Below is a rough guide to indicate what maximum speeds you are likely to achieve on the higher rate adaptive speed products.
Your modem/router should report your existing downstream attenuation. Details how to get your line stats.
Please note the figures are only a guide, and no-one can say for sure how your line will perform when on dslmax or adsl2+, until its actually connected on that service.
Attenuation is the reduction in signal strength on your phone line. In adsl this may be reported as "loop loss" and is the natural deterioration of the adsl signal over distance from the exchange. Whilst attenuation is normally directly linked to the length of your line, there are a few other important factors to bear in mind as to why the above calculator can only be used as a guide. Copper is traditionally used in the local loop and the higher gauge of copper will give the best signal, however some lines may have some aluminium or aluminium joints on the line which will increase resistance... as will oxidisation of joints.

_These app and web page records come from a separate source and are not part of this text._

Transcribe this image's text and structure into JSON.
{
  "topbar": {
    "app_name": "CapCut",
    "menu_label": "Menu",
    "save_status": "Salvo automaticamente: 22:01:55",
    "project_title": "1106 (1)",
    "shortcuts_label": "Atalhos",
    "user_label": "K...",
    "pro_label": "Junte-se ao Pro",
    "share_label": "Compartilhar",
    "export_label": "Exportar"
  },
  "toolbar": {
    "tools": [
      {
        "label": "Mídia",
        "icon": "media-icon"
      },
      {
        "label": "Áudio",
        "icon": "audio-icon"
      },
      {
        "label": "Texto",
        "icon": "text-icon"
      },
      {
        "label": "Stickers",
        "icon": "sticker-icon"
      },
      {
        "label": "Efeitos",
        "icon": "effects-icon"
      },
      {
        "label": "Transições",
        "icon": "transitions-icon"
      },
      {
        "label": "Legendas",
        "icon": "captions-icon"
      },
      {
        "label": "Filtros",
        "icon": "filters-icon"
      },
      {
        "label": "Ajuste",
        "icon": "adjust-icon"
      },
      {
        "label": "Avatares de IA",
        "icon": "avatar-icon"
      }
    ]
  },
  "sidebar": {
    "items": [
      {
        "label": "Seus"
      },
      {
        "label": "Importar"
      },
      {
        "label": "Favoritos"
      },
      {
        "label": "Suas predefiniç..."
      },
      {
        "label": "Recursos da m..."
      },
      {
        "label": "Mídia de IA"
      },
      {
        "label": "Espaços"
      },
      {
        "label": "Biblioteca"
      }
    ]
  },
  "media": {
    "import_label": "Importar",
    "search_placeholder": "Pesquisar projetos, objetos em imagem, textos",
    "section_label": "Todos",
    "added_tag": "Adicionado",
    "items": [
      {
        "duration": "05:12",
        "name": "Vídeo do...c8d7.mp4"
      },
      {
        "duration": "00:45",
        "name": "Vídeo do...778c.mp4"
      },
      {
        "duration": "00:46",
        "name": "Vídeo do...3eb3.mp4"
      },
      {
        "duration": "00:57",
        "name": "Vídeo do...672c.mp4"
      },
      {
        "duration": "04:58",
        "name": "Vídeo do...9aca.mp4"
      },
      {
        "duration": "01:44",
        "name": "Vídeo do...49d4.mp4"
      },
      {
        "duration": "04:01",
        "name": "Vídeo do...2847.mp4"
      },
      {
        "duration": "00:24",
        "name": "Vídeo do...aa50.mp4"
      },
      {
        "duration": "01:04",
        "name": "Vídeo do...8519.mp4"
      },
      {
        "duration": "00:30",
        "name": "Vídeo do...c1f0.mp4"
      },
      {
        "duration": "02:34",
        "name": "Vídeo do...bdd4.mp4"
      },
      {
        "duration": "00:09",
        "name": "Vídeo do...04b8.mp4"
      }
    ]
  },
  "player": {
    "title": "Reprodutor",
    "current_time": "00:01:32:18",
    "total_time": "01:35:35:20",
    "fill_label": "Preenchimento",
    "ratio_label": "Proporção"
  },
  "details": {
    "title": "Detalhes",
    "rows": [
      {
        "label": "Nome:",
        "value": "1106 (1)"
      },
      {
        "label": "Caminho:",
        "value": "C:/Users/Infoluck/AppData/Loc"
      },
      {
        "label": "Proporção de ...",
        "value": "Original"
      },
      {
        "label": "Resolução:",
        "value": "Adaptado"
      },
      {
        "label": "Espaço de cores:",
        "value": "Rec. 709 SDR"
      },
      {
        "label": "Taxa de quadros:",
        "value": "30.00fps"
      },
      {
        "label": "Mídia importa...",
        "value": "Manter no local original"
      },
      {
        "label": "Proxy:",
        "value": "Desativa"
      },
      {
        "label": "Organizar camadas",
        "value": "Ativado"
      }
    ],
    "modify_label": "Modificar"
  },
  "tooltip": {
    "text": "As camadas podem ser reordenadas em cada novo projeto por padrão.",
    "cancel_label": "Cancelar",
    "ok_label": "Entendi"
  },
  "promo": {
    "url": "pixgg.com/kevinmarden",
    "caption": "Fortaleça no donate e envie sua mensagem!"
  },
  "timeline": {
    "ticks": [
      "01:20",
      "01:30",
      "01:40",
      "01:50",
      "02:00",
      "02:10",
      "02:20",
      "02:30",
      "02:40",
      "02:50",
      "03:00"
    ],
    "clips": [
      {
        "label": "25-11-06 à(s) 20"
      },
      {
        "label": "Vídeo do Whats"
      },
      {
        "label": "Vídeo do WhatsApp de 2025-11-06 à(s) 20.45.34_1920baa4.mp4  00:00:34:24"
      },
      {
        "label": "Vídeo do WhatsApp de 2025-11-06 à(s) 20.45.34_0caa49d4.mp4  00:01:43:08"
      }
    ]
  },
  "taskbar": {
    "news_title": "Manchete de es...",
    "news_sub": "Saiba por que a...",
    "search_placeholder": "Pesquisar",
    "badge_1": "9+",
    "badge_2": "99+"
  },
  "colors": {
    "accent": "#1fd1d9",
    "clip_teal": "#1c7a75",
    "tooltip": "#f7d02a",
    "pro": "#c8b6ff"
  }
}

It is also worth pointing out that attenuation is calculated differently for adsl and adsl2+, and its not unusual to see an increase of 3-4 db when moving from adsl1 to adsl2+.
The figures used are based on attenuation measured at 300Khz for adsl1. If you are already on adsl2+, then you will likely be using additional higher frequencies with an increase in attenuation which should be bourne in mind.
The calculator is based on a default Target SNR of 6dB. Each 3dB of SNR is worth anywhere between 400 to 1200kbps of speed depending upon your bit loading. Therefore if you have a higher/lower target SNR set on the DSLAM then this will affect your maximum speed.
Explanation and credits.
Thanks to Internode from whose graph these guidelines were obtained.
Many thanks go to Richard Moulynox on the whirlpool forums for his linear calculations which I used and adapted for this calculation with his permission.
Finally thanks to the many users on UK forums who posted their linestats where I random checked the stats to ensure a fair and representative average figure.